Stars: Clint Eastwood, Amy Adams, Justin Timberlake, John Goodman, Matthew Lillard, Ed Lauter, George Wyner, Bob Gunton, Robert Patrick, Chelcie Ross, Joe Massingill, Jay Galloway

Director: Robert Lorenz

If you looked up 'predictable' in a dictionary, it could well be illustrated by a poster for this film, starring Eastwood as a weatherbeaten baseball scout, and directed by Eastwood's long-time producing partner Lorenz. In fact, what I wrote down in the first five minutes duly comes to pass in the last five: it's that - er - predictable.

Eastwood, looking all of his 82 years in this role, plays Gus, who's still, despite failing eyesight, chief talent scout for a major league baseball team. His old friend and boss, Pete (Goodman) worries about him, while Lillard's computer-bound scouting associate - good to see this sharkish actor as a smart-Alec villain again - just wants the old guy out.

Meantime, Gus hardly communicates with his feisty, 30something daughter Mickey (Adams) - named after a famous baseball star - who, despite an encyclopedic knowledge of the game - has become a high-flying lawyer to please her unresponsive father.

That is, until Pete talks her into accompanying Gus on a season-end scouting trip to North Carolina where, with great difficulty, she re-connects with the old man - and meets ex-baseball star turned scout Johnny (Timberlake), all of them there to assess Bo Gentry (Massingill), a pumped-up peacock of a big hitter in the minor leagues who, like Lillard, is obviously due for his come-uppance before the end.

The actors, Adams especially, do noble work sustaining lots of rather dull conversation pieces, and the ending, though expected, works pretty well. Photography, like the film, is a little flat.

David Quinlan

USA 2012. UK Distributor: Warner Brothers. Technicolor.
105 minutes.

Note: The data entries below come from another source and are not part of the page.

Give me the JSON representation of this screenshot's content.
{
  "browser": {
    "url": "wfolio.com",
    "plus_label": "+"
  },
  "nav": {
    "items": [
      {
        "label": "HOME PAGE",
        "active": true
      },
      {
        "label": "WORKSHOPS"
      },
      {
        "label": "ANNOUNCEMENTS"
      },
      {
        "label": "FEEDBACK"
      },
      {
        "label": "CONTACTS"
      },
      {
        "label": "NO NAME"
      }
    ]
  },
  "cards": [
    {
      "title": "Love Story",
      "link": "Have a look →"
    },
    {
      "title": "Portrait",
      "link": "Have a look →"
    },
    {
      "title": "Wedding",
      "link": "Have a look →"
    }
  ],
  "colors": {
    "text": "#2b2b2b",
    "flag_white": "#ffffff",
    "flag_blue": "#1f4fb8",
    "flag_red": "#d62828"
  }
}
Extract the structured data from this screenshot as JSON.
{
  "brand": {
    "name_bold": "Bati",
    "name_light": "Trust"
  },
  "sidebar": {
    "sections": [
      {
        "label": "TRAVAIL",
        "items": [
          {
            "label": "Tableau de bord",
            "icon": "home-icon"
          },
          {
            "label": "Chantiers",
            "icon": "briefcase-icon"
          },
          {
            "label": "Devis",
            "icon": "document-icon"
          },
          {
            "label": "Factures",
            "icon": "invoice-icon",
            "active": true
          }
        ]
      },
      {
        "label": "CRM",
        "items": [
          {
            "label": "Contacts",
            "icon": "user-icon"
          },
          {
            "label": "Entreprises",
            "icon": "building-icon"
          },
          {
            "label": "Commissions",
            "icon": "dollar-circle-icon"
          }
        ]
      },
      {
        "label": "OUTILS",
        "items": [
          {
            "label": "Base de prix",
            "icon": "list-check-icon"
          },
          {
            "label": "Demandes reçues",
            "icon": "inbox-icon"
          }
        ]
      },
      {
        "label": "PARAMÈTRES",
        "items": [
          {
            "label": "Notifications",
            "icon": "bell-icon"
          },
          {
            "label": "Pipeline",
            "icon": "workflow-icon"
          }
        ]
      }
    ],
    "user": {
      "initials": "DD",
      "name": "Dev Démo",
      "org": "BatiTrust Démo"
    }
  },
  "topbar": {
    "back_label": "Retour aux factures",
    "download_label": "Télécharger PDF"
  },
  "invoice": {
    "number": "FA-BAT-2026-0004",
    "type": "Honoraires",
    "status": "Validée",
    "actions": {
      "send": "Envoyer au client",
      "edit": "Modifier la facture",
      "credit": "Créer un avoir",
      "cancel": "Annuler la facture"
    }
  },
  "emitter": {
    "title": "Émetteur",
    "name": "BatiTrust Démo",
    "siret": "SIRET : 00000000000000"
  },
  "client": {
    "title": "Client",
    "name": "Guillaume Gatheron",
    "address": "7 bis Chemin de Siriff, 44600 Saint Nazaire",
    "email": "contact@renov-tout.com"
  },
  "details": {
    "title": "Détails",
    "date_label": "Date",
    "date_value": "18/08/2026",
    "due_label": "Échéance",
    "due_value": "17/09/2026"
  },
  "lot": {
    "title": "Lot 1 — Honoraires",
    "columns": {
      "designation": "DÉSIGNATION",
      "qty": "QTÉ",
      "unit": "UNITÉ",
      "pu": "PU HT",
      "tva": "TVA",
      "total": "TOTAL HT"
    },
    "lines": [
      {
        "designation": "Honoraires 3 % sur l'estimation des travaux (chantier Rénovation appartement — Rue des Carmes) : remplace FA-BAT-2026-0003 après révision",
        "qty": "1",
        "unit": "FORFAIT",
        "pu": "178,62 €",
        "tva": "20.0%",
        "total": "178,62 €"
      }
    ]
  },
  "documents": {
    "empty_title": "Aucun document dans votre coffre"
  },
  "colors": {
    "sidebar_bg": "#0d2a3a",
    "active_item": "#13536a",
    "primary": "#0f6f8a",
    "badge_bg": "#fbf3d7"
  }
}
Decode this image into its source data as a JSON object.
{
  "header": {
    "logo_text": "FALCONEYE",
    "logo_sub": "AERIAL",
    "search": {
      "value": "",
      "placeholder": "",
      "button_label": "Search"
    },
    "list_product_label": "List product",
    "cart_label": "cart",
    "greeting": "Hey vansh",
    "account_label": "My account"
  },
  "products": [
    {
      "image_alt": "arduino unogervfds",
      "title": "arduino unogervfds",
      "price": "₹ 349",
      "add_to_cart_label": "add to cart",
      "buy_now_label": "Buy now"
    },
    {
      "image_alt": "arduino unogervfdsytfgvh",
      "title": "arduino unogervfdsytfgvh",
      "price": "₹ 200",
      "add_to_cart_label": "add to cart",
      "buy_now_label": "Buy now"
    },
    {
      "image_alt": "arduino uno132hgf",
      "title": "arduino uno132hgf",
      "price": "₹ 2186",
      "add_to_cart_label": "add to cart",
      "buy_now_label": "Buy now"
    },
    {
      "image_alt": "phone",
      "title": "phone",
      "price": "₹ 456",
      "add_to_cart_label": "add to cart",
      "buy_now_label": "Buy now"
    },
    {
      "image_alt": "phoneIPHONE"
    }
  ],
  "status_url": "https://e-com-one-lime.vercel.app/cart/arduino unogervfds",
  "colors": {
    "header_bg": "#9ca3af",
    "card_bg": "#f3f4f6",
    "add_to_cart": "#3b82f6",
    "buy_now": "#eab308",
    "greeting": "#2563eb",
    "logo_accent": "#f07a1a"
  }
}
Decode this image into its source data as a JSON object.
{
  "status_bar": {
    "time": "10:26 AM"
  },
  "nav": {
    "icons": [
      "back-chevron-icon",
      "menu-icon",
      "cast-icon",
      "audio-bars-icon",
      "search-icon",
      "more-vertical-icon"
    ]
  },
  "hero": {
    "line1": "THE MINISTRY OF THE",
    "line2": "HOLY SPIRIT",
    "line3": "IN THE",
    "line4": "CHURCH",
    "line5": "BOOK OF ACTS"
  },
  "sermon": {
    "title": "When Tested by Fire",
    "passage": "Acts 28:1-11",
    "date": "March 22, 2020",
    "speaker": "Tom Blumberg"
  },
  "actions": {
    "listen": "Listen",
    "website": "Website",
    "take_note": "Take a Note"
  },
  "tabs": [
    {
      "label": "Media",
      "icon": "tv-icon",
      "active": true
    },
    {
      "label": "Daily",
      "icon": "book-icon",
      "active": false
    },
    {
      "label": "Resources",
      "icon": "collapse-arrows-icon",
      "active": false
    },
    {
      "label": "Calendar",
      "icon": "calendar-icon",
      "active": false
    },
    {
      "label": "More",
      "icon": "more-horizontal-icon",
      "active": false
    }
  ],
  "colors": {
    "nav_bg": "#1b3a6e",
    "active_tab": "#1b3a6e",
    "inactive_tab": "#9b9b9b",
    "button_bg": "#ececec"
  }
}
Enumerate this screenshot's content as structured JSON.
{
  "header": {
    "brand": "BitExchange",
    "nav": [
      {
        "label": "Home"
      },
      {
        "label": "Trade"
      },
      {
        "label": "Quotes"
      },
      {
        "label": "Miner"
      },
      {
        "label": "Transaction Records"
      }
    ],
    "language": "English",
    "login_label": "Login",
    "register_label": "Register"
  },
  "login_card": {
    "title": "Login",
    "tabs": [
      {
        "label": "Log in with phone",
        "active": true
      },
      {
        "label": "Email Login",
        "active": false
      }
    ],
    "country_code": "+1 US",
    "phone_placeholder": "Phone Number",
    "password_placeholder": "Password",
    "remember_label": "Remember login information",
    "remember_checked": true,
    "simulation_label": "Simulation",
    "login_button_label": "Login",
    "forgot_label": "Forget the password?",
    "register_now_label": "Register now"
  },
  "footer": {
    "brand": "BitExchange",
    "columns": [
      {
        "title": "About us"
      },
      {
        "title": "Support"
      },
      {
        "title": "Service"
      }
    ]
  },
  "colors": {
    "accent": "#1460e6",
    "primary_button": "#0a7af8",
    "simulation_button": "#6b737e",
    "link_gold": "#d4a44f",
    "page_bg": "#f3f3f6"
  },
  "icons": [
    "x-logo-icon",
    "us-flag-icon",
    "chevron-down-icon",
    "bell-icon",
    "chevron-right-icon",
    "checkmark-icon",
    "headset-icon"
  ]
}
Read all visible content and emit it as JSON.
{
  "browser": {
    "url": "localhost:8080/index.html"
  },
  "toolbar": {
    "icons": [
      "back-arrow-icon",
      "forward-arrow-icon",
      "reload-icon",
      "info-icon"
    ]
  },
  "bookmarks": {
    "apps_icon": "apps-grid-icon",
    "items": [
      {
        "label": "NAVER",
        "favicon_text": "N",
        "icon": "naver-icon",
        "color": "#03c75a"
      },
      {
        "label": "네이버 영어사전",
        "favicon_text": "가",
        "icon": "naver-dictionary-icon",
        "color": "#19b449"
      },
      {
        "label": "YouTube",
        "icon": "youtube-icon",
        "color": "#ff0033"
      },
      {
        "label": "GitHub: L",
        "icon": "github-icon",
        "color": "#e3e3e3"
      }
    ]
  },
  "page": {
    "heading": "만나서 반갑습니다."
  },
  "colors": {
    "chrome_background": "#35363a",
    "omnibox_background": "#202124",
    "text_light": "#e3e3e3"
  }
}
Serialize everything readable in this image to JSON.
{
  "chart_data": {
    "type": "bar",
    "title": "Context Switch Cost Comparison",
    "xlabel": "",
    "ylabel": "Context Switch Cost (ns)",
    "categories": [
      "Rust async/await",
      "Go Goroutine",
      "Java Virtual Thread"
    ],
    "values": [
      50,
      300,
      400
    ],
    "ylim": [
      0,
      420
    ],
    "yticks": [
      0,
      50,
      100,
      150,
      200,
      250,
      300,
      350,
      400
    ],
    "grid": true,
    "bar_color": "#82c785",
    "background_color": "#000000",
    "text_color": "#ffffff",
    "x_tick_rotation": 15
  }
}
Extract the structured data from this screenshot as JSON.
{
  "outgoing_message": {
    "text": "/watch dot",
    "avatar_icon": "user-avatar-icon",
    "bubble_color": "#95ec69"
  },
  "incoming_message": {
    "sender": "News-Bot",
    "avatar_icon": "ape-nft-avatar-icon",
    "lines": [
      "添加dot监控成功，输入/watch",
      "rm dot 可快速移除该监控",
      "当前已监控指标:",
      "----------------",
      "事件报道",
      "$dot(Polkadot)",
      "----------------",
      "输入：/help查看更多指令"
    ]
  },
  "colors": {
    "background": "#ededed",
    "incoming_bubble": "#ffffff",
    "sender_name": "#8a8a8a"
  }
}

Not widescreen. UK certificate: 12A.

Guidance ratings (out of 3): Sex/nudity 0, Violence/Horror 0, Drugs 0, Swearing 1.

Review date: 25 Nov 2012